In an interview, Dr. Ge said the findings had implications for the screening and follow-up of liver transplant recipients.
“Previously, we always thought that liver transplant recipients were at lower risk, and, possibly, they’re not screened as much so not followed up as much,” she said. “I think they really should be thought … as high risk as renal transplant patients and the heart and lung transplant patients.”
The study showed that, while the renal transplant patients developed fewer skin cancers, they developed 1.9 lesions per year on average, compared with liver transplant patients, who developed 1.4 lesions per year.
The majority of skin cancers in both groups were squamous cell carcinomas and basal cell carcinomas, with a small number of keratoacanthomas.

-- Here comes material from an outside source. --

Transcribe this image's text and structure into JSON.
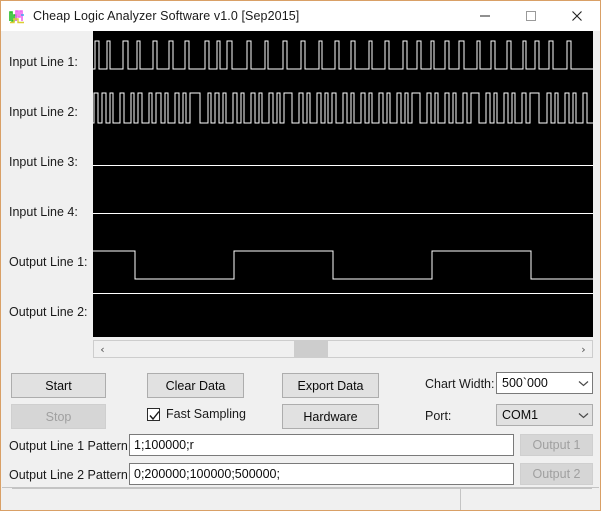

There was a similar ratio of squamous cell carcinomas to basal cell carcinomas between the two groups of transplant recipients – 1.7:1 in renal transplant recipients and 1.6:1 in liver recipients – which differed from the previously reported ratios of about 3:1, Dr. Ge said at the meeting.
She noted that this may have been because not every squamous cell carcinoma in situ was biopsied because of the sheer number of tumors, so many were treated empirically and, therefore, not entered into the clinic database.
Dr. Ge also pointed out that the evidence for the 3:1 ratio was around 10 years old.
“I think there’s been quite a change in the immunosuppressants that are used by transplant physicians, so, more and more, we’re seeing the use of sirolimus and everolimus, which are antiangiogenic,” she said.
Dr. Ge also strongly recommended that dermatology clinics specifically manage organ transplant recipients and commented that this could revolutionize the management of these patients, who tend to get lost to follow-up in standard dermatology clinics. “They’re very difficult to look after, they develop innumerable skin cancers that can result in death, and you need to intervene quite early,” she said in the interview.
No conflicts of interest were declared.